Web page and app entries
----
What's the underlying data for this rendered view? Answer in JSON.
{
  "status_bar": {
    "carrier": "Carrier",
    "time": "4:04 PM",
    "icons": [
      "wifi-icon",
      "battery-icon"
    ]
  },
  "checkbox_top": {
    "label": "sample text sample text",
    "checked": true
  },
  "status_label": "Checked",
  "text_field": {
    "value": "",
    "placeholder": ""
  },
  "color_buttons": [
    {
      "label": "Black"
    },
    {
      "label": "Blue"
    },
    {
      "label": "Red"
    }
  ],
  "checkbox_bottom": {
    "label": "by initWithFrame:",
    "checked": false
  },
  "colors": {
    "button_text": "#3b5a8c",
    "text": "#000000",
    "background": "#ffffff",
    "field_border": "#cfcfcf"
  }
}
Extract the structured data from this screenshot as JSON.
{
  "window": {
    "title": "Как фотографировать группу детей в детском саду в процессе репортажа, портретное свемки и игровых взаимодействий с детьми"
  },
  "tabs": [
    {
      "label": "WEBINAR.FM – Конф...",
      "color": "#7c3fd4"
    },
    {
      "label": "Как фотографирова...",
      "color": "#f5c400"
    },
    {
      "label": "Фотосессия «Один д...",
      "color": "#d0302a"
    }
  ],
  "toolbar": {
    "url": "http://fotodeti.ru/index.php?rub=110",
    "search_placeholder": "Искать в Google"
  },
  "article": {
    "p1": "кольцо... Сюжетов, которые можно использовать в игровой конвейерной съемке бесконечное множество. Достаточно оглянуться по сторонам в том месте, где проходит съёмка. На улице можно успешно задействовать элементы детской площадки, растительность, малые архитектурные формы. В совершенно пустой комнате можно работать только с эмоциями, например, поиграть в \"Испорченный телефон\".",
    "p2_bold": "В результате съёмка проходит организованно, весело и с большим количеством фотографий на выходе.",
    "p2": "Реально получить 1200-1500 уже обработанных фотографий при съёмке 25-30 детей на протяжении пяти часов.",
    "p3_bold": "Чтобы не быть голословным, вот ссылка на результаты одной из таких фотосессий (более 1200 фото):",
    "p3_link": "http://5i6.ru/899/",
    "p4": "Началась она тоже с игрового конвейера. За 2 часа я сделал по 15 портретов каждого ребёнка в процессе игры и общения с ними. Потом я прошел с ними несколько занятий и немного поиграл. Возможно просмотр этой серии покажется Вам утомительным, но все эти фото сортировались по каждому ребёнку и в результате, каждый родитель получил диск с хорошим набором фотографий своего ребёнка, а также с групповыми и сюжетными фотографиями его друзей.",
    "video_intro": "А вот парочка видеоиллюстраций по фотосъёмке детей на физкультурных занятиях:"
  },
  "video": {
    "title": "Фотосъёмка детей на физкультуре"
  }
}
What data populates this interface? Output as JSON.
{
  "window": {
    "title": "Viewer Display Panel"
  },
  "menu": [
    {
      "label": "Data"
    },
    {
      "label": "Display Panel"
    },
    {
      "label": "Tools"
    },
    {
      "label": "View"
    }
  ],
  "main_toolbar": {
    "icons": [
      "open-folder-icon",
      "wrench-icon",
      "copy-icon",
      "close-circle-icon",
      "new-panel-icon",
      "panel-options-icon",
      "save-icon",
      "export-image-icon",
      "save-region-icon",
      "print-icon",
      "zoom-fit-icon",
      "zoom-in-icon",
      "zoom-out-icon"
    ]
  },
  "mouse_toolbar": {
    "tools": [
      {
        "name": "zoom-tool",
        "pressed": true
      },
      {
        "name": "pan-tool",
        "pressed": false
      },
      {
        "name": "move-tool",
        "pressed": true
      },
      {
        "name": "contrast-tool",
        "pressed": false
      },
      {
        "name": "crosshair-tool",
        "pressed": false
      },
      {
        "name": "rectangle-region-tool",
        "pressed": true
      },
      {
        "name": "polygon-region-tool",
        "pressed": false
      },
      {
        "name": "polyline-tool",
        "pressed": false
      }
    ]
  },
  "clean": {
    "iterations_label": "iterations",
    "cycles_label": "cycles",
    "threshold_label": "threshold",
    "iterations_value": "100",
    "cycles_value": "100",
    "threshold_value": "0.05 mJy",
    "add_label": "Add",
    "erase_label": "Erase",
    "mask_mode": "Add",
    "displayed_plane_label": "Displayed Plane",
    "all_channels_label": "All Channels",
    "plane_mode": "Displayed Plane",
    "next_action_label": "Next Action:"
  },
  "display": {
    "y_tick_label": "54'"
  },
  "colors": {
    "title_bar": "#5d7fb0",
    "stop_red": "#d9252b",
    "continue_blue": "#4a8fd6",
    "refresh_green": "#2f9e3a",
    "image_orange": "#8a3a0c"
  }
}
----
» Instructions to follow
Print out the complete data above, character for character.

» Response to this exercise
What's the underlying data for this rendered view? Answer in JSON.
{
  "status_bar": {
    "carrier": "Carrier",
    "time": "4:04 PM",
    "icons": [
      "wifi-icon",
      "battery-icon"
    ]
  },
  "checkbox_top": {
    "label": "sample text sample text",
    "checked": true
  },
  "status_label": "Checked",
  "text_field": {
    "value": "",
    "placeholder": ""
  },
  "color_buttons": [
    {
      "label": "Black"
    },
    {
      "label": "Blue"
    },
    {
      "label": "Red"
    }
  ],
  "checkbox_bottom": {
    "label": "by initWithFrame:",
    "checked": false
  },
  "colors": {
    "button_text": "#3b5a8c",
    "text": "#000000",
    "background": "#ffffff",
    "field_border": "#cfcfcf"
  }
}
Extract the structured data from this screenshot as JSON.
{
  "window": {
    "title": "Как фотографировать группу детей в детском саду в процессе репортажа, портретное свемки и игровых взаимодействий с детьми"
  },
  "tabs": [
    {
      "label": "WEBINAR.FM – Конф...",
      "color": "#7c3fd4"
    },
    {
      "label": "Как фотографирова...",
      "color": "#f5c400"
    },
    {
      "label": "Фотосессия «Один д...",
      "color": "#d0302a"
    }
  ],
  "toolbar": {
    "url": "http://fotodeti.ru/index.php?rub=110",
    "search_placeholder": "Искать в Google"
  },
  "article": {
    "p1": "кольцо... Сюжетов, которые можно использовать в игровой конвейерной съемке бесконечное множество. Достаточно оглянуться по сторонам в том месте, где проходит съёмка. На улице можно успешно задействовать элементы детской площадки, растительность, малые архитектурные формы. В совершенно пустой комнате можно работать только с эмоциями, например, поиграть в \"Испорченный телефон\".",
    "p2_bold": "В результате съёмка проходит организованно, весело и с большим количеством фотографий на выходе.",
    "p2": "Реально получить 1200-1500 уже обработанных фотографий при съёмке 25-30 детей на протяжении пяти часов.",
    "p3_bold": "Чтобы не быть голословным, вот ссылка на результаты одной из таких фотосессий (более 1200 фото):",
    "p3_link": "http://5i6.ru/899/",
    "p4": "Началась она тоже с игрового конвейера. За 2 часа я сделал по 15 портретов каждого ребёнка в процессе игры и общения с ними. Потом я прошел с ними несколько занятий и немного поиграл. Возможно просмотр этой серии покажется Вам утомительным, но все эти фото сортировались по каждому ребёнку и в результате, каждый родитель получил диск с хорошим набором фотографий своего ребёнка, а также с групповыми и сюжетными фотографиями его друзей.",
    "video_intro": "А вот парочка видеоиллюстраций по фотосъёмке детей на физкультурных занятиях:"
  },
  "video": {
    "title": "Фотосъёмка детей на физкультуре"
  }
}
What data populates this interface? Output as JSON.
{
  "window": {
    "title": "Viewer Display Panel"
  },
  "menu": [
    {
      "label": "Data"
    },
    {
      "label": "Display Panel"
    },
    {
      "label": "Tools"
    },
    {
      "label": "View"
    }
  ],
  "main_toolbar": {
    "icons": [
      "open-folder-icon",
      "wrench-icon",
      "copy-icon",
      "close-circle-icon",
      "new-panel-icon",
      "panel-options-icon",
      "save-icon",
      "export-image-icon",
      "save-region-icon",
      "print-icon",
      "zoom-fit-icon",
      "zoom-in-icon",
      "zoom-out-icon"
    ]
  },
  "mouse_toolbar": {
    "tools": [
      {
        "name": "zoom-tool",
        "pressed": true
      },
      {
        "name": "pan-tool",
        "pressed": false
      },
      {
        "name": "move-tool",
        "pressed": true
      },
      {
        "name": "contrast-tool",
        "pressed": false
      },
      {
        "name": "crosshair-tool",
        "pressed": false
      },
      {
        "name": "rectangle-region-tool",
        "pressed": true
      },
      {
        "name": "polygon-region-tool",
        "pressed": false
      },
      {
        "name": "polyline-tool",
        "pressed": false
      }
    ]
  },
  "clean": {
    "iterations_label": "iterations",
    "cycles_label": "cycles",
    "threshold_label": "threshold",
    "iterations_value": "100",
    "cycles_value": "100",
    "threshold_value": "0.05 mJy",
    "add_label": "Add",
    "erase_label": "Erase",
    "mask_mode": "Add",
    "displayed_plane_label": "Displayed Plane",
    "all_channels_label": "All Channels",
    "plane_mode": "Displayed Plane",
    "next_action_label": "Next Action:"
  },
  "display": {
    "y_tick_label": "54'"
  },
  "colors": {
    "title_bar": "#5d7fb0",
    "stop_red": "#d9252b",
    "continue_blue": "#4a8fd6",
    "refresh_green": "#2f9e3a",
    "image_orange": "#8a3a0c"
  }
}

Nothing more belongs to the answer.